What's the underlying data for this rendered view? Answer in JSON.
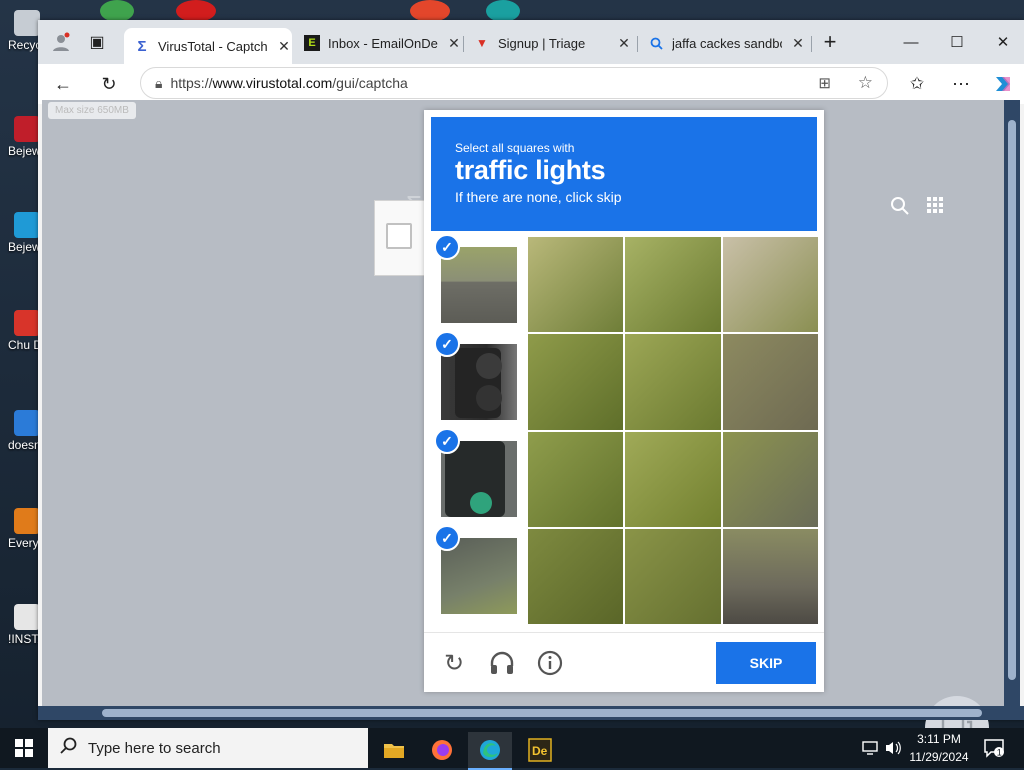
{
  "desktop": {
    "icons": [
      {
        "label": "Recycle"
      },
      {
        "label": "Bejewe Del"
      },
      {
        "label": "Bejew Del"
      },
      {
        "label": "Chu Del"
      },
      {
        "label": "doesn"
      },
      {
        "label": "Every"
      },
      {
        "label": "!INSTA"
      }
    ]
  },
  "tabs": [
    {
      "title": "VirusTotal - Captcha",
      "icon": "virustotal-icon",
      "active": true
    },
    {
      "title": "Inbox - EmailOnDec",
      "icon": "e-icon",
      "active": false
    },
    {
      "title": "Signup | Triage",
      "icon": "triage-icon",
      "active": false
    },
    {
      "title": "jaffa cackes sandbox",
      "icon": "search-icon",
      "active": false
    }
  ],
  "window": {
    "minimize": "—",
    "maximize": "☐",
    "close": "✕",
    "new_tab": "+"
  },
  "address": {
    "prefix": "https://",
    "domain": "www.virustotal.com",
    "path": "/gui/captcha"
  },
  "page": {
    "max_size_tooltip": "Max size 650MB"
  },
  "captcha": {
    "instruction": "Select all squares with",
    "target": "traffic lights",
    "hint": "If there are none, click skip",
    "selected_thumbs": 4,
    "skip_label": "SKIP"
  },
  "taskbar": {
    "search_placeholder": "Type here to search",
    "time": "3:11 PM",
    "date": "11/29/2024",
    "notification_count": "1"
  }
}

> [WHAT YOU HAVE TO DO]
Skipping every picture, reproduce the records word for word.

> [EXERCISE RESULT]
What's the underlying data for this rendered view? Answer in JSON.
{
  "desktop": {
    "icons": [
      {
        "label": "Recycle"
      },
      {
        "label": "Bejewe Del"
      },
      {
        "label": "Bejew Del"
      },
      {
        "label": "Chu Del"
      },
      {
        "label": "doesn"
      },
      {
        "label": "Every"
      },
      {
        "label": "!INSTA"
      }
    ]
  },
  "tabs": [
    {
      "title": "VirusTotal - Captcha",
      "icon": "virustotal-icon",
      "active": true
    },
    {
      "title": "Inbox - EmailOnDec",
      "icon": "e-icon",
      "active": false
    },
    {
      "title": "Signup | Triage",
      "icon": "triage-icon",
      "active": false
    },
    {
      "title": "jaffa cackes sandbox",
      "icon": "search-icon",
      "active": false
    }
  ],
  "window": {
    "minimize": "—",
    "maximize": "☐",
    "close": "✕",
    "new_tab": "+"
  },
  "address": {
    "prefix": "https://",
    "domain": "www.virustotal.com",
    "path": "/gui/captcha"
  },
  "page": {
    "max_size_tooltip": "Max size 650MB"
  },
  "captcha": {
    "instruction": "Select all squares with",
    "target": "traffic lights",
    "hint": "If there are none, click skip",
    "selected_thumbs": 4,
    "skip_label": "SKIP"
  },
  "taskbar": {
    "search_placeholder": "Type here to search",
    "time": "3:11 PM",
    "date": "11/29/2024",
    "notification_count": "1"
  }
}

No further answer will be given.